What is required: Filter this data down to the lines that hold "likes", and copy them.

Working data:
↓

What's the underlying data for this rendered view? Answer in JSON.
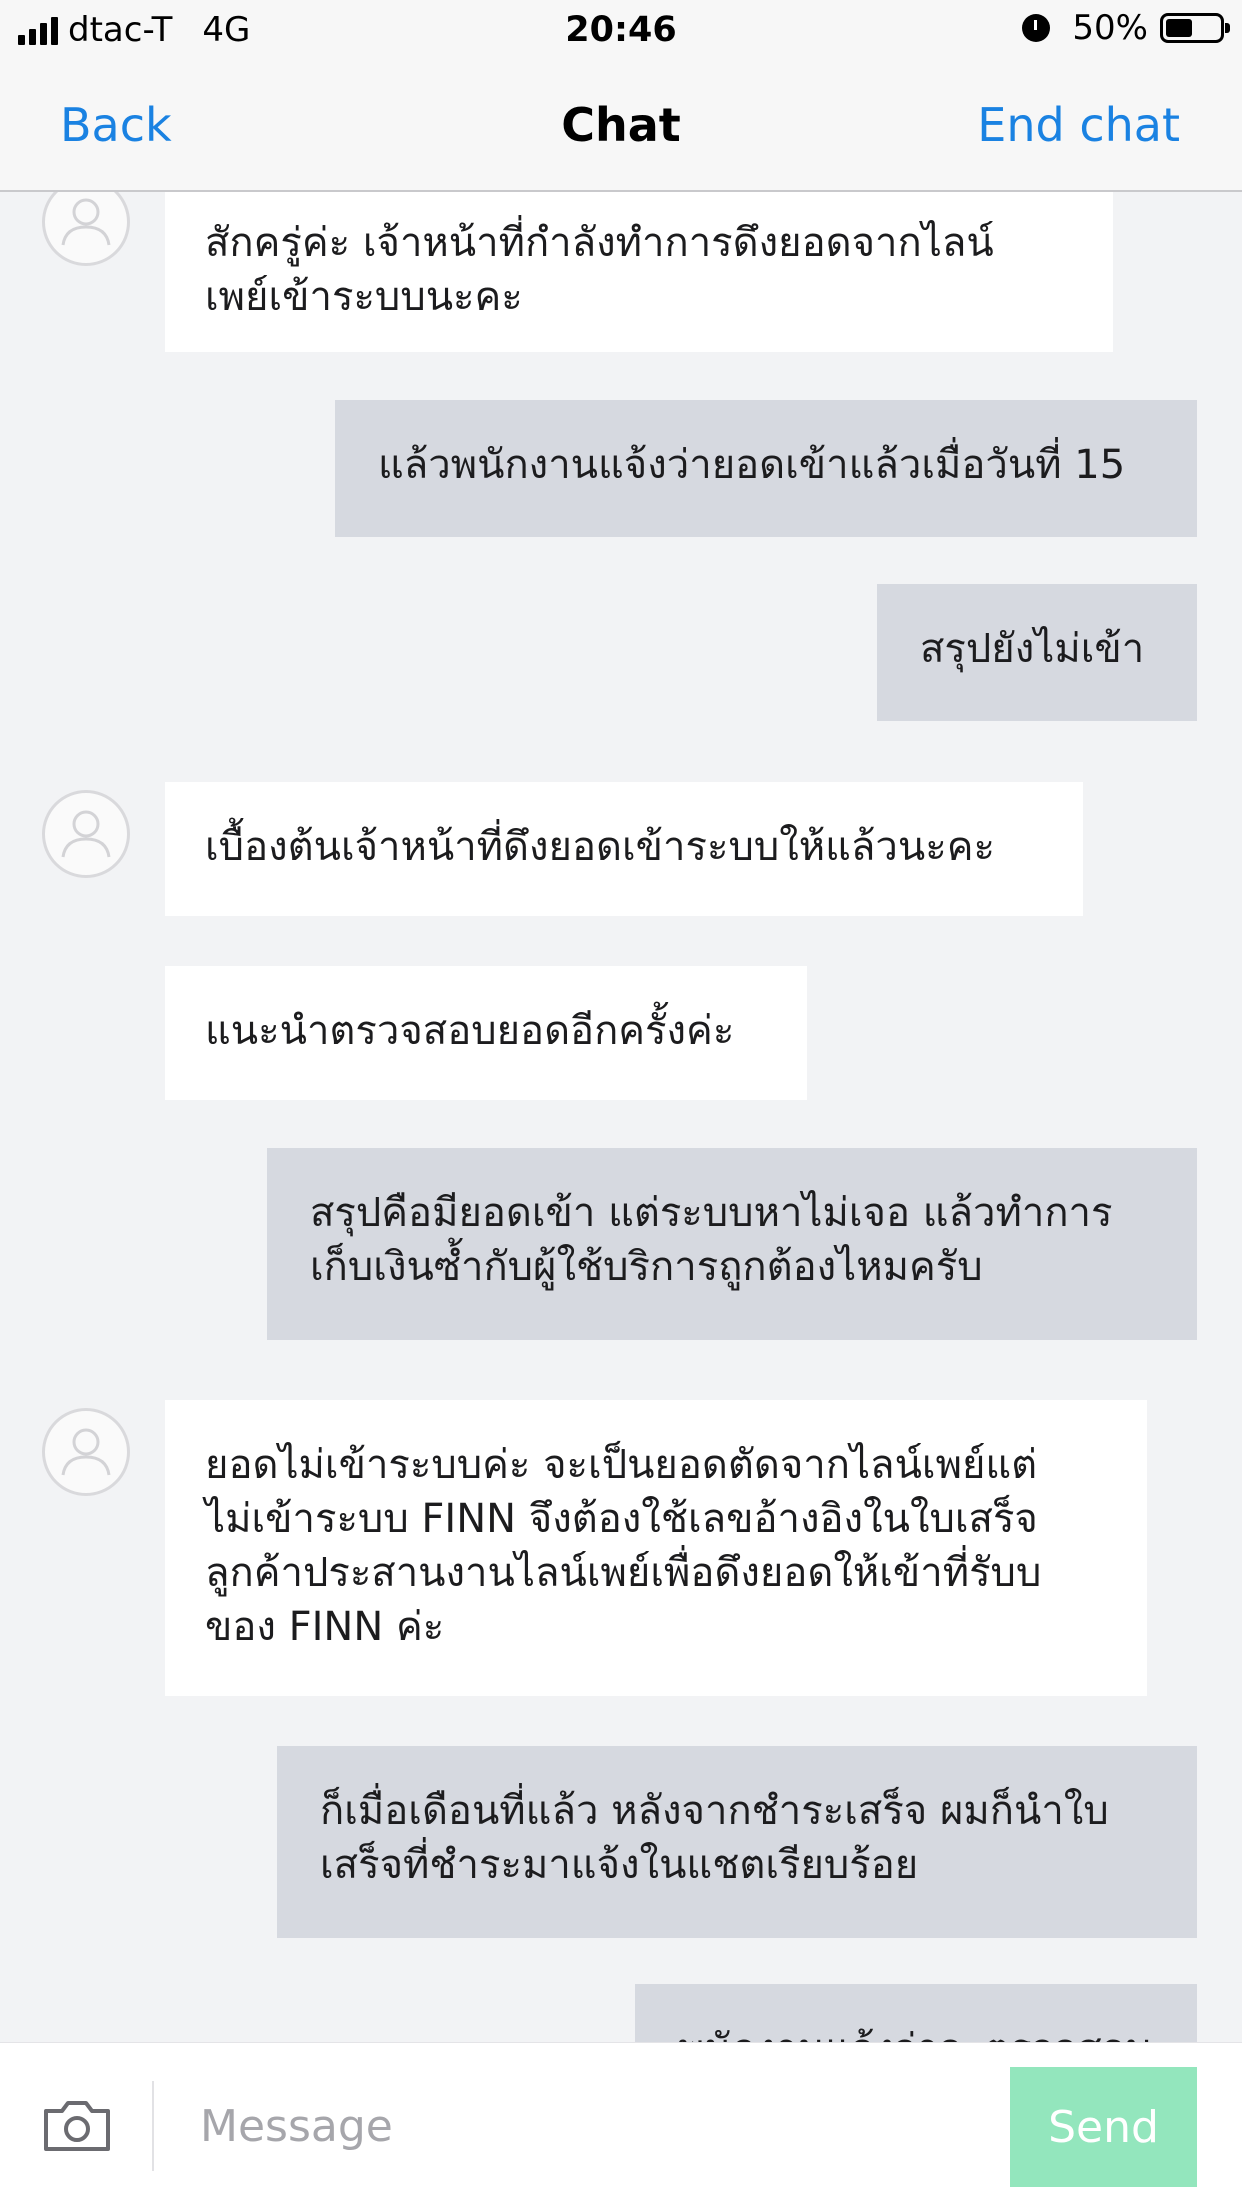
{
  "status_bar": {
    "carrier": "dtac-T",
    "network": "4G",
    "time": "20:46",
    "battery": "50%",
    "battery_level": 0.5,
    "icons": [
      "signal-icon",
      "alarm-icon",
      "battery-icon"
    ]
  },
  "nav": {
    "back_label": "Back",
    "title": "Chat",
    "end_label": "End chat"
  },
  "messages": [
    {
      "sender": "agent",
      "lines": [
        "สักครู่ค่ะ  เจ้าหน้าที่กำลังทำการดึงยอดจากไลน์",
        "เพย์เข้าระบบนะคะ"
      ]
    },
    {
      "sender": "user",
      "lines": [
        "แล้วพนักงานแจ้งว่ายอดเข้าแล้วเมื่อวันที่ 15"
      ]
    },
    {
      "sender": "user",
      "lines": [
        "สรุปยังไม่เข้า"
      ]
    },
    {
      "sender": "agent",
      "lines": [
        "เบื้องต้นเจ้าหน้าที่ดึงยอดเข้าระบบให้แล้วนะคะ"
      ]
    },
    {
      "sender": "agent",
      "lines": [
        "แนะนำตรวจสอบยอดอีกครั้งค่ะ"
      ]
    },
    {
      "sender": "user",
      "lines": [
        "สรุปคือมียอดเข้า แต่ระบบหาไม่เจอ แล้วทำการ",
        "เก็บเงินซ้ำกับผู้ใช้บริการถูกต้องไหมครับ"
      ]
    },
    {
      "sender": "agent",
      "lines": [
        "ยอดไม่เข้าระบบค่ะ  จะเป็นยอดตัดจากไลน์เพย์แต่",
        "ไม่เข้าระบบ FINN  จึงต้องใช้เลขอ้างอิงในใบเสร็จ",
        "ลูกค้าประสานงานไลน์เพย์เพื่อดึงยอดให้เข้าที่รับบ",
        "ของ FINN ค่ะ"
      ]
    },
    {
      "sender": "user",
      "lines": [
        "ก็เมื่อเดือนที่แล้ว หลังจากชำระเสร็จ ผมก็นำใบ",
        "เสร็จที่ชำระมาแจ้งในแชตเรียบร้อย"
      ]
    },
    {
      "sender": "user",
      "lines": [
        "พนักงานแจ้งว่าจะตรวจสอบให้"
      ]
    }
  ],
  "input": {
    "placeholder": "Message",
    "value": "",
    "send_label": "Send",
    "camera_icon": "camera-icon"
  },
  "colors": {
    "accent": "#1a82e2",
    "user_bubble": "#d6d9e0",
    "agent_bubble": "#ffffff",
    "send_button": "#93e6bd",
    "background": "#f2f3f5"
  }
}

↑
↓

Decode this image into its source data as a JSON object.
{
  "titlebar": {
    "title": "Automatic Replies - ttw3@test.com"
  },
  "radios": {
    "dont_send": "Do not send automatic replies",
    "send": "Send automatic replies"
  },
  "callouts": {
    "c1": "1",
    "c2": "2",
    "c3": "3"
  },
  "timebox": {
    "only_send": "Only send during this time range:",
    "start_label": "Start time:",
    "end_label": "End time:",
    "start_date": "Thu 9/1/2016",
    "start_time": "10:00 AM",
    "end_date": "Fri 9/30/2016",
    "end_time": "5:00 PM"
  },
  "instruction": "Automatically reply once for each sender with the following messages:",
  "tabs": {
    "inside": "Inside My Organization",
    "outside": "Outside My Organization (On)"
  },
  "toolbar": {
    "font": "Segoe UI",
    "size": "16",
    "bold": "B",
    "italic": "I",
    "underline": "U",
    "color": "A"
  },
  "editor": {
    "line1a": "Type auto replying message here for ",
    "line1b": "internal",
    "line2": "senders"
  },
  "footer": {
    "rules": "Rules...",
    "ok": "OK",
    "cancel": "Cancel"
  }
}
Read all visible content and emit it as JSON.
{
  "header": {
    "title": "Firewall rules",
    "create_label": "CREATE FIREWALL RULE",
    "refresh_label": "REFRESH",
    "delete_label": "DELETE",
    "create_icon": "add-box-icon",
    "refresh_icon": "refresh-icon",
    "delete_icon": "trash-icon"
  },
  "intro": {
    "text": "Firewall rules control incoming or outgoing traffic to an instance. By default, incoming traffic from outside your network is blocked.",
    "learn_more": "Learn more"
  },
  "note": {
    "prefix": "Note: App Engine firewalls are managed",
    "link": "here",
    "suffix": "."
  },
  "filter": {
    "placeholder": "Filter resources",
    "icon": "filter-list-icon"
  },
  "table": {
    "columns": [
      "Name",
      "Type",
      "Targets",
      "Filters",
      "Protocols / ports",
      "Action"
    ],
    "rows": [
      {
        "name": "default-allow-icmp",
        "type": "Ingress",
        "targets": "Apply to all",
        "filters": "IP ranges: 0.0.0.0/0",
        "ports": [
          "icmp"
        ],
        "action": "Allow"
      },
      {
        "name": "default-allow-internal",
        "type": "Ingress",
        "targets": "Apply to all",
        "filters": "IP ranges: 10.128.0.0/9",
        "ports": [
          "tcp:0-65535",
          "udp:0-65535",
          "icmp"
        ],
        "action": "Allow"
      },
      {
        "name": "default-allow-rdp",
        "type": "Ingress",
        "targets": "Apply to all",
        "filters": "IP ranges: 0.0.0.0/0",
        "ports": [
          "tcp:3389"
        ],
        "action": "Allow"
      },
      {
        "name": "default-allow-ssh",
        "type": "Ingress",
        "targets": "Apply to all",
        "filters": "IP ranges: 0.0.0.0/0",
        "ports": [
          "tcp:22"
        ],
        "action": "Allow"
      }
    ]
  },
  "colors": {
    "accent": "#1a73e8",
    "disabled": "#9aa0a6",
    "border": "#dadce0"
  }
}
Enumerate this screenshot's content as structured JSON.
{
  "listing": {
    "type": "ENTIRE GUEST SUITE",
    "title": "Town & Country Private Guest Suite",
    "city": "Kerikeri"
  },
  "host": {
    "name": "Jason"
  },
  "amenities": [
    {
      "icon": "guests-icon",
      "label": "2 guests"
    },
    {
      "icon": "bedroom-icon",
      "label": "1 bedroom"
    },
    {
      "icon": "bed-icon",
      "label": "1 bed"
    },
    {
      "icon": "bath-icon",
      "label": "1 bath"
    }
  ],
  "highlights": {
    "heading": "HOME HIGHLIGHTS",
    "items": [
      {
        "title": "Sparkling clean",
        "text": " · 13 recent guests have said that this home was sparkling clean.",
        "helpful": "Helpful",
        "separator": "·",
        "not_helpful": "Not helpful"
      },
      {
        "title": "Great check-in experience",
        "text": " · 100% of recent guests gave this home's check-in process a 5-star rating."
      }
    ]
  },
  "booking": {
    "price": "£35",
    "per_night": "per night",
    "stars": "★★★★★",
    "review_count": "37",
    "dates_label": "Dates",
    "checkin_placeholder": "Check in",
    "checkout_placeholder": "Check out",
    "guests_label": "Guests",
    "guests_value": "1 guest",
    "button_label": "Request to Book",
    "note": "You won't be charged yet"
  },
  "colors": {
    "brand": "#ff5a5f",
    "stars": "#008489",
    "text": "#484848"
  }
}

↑
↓

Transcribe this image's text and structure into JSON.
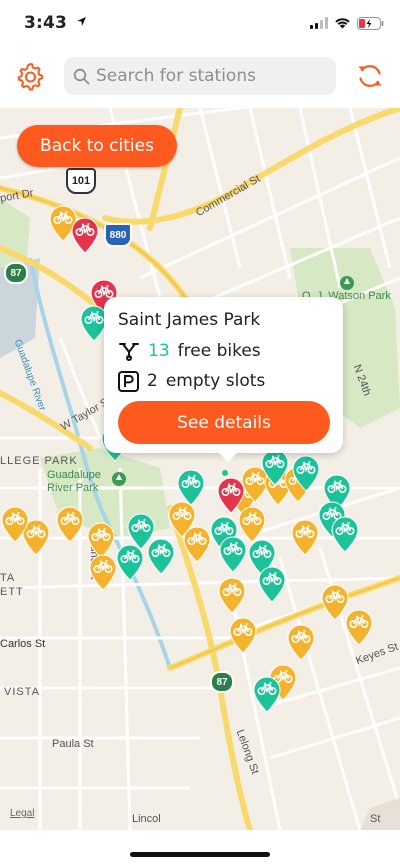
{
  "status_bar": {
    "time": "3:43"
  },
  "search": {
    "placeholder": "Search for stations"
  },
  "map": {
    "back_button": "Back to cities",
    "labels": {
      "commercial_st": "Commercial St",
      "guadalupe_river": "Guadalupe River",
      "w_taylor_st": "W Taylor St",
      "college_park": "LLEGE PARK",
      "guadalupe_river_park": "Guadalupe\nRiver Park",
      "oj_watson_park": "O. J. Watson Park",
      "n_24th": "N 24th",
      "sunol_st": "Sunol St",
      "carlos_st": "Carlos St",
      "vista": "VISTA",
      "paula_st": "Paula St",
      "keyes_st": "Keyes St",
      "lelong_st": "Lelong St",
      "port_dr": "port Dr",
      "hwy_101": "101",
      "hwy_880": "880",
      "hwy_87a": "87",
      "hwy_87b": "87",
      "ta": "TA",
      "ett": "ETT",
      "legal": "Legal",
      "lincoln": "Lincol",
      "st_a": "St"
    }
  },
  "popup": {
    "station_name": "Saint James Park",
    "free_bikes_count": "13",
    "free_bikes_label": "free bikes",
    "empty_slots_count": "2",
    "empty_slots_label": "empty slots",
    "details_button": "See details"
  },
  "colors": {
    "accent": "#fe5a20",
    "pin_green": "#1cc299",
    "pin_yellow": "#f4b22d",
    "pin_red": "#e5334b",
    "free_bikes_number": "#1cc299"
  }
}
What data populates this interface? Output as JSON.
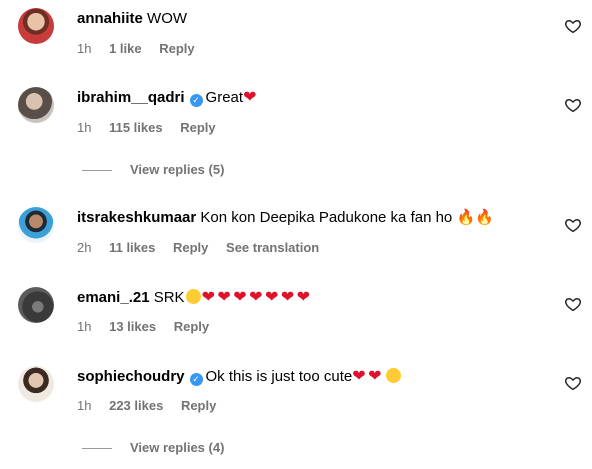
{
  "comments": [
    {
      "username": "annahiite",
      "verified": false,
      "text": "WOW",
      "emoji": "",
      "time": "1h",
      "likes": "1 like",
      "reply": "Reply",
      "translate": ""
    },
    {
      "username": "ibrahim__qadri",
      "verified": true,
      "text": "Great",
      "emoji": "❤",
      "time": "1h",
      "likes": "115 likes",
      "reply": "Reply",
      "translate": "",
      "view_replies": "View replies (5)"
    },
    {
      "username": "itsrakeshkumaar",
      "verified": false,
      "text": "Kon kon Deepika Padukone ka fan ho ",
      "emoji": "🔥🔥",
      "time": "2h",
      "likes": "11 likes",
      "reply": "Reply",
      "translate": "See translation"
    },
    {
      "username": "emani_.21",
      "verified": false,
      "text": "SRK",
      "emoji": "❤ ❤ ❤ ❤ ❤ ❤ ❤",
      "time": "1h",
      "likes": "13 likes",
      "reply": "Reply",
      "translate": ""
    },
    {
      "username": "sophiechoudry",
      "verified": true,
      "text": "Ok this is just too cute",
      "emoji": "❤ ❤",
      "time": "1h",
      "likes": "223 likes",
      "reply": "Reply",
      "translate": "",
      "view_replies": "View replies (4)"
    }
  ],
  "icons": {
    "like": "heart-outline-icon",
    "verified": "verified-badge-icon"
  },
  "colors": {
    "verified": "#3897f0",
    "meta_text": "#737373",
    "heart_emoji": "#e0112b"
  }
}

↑

Result of the task:
      "likes": "1 like",
      "likes": "115 likes",
      "likes": "11 likes",
      "likes": "13 likes",
      "likes": "223 likes",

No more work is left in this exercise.